9:19 AM EST, March 8, 2013
Howard County has maintained its AAA credit rating from all three bond ratings agencies after one agency had warned the county might lose its superior standing because of uncertainty with the federal government.
Howard County was one of 38 counties nationally among 3,000 to receive the AAA rating from Fitch Ratings, Moody's Investor Services and Standard & Poor's. The county has received the AAA rating from all three agencies for 16 straight years.
Moody's had informed Howard County that if the federal government was downgraded from AAA because of sequestration, the county could also be downgraded because of its exposure to the federal government.
"Even though our solid position is confirmed for the 16th year in a row, Howard County can never rest easy in its approach to fiscal management," County Executive Ken Ulman said in a statement. "In times of sequestration and concerns over federal furloughs, it must not be taken for granted that we will fare well in this market. We just have to work hard at making the best decisions we can."
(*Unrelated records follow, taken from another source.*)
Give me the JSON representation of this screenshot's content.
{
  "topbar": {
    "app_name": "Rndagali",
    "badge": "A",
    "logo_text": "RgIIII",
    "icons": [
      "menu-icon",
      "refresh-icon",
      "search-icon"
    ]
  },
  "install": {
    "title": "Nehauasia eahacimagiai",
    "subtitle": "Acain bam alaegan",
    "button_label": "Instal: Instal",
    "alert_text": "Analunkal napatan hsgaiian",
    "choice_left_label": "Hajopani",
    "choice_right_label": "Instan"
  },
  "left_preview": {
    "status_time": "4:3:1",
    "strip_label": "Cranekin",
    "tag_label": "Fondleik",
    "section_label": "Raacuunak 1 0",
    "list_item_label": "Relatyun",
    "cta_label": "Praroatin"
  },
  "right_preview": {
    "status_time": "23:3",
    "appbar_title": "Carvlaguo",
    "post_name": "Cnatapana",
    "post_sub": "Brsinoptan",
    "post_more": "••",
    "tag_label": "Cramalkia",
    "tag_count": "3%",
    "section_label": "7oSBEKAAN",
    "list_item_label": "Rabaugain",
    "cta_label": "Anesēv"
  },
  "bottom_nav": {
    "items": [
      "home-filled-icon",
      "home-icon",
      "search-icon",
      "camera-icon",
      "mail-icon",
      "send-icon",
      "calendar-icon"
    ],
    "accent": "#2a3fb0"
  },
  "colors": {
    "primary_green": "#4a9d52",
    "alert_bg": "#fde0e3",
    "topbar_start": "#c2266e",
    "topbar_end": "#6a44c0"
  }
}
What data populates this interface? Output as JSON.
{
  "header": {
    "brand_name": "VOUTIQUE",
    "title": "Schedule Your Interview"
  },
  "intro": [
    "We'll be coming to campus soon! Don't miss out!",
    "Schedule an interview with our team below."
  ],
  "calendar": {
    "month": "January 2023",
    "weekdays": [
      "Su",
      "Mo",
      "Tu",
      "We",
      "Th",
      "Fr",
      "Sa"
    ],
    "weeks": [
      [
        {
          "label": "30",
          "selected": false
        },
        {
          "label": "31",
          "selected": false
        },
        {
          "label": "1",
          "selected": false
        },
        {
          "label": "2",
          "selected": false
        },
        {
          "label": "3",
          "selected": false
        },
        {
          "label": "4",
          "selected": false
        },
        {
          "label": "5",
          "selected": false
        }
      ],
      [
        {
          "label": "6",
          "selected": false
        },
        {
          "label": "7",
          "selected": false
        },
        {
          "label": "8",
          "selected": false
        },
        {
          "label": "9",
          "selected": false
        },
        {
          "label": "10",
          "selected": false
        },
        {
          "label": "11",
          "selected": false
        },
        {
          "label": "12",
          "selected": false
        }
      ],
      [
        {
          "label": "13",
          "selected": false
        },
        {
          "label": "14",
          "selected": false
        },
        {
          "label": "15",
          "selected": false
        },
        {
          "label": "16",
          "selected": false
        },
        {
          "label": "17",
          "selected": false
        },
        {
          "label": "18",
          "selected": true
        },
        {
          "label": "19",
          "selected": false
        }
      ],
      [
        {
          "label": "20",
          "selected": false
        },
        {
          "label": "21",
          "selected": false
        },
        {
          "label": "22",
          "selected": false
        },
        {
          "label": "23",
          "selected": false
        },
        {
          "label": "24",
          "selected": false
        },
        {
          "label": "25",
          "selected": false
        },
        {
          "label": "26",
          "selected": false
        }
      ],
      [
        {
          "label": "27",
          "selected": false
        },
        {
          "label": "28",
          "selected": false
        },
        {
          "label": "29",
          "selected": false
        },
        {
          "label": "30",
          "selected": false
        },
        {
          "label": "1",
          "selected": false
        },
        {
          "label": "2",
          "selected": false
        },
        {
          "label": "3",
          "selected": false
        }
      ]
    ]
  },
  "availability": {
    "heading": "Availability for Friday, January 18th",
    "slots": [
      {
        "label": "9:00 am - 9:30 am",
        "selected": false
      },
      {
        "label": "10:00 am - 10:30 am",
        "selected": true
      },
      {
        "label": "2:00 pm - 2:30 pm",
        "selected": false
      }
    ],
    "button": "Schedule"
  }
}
In its decision released Thursday, Moody's stated, "The assignment of Moody's highest quality rating reflects the county's sizeable economic base and wealthy demographic profile, a sound financial position supported by proactive management, comprehensive fiscal policies, satisfactory fund balance levels, and an affordable debt burden."
The AAA bond rating allows the county to pay the lowest interest rate on bonds. It also measures long-range plans for continued fiscal health, economic strength and overall quality of life.
The county's next bond sale is set for March 19 and includes $145 million in bonds.
Elinda Kiss, a finance professor at the University of Maryland's Robert H. Smith School of Business, said the AAA rating is "very positive" for the county.
"It never hurts to be able to borrow at the lowest rate possible," she said.
The most important aspect rating agencies look at in rating municipalities is the risk of default, Kiss said, and Howard County has demonstrated "very little risk" that it would not make payments.
Fitch noted in its ratings that sequestration effects could be managed based on the county's history during the recession.
County Council Chairperson Jen Terrasa said in a statement she was "gratified" that independent analysts acknowledge Howard County is in the strongest possible financial position.
"This is great news for taxpayers, and an affirmation of the hard work we do together to make the right decisions on behalf of the community," she said.
The full bond rating reports will be posted on the county's website, www.howardcountymd.gov, when they are received.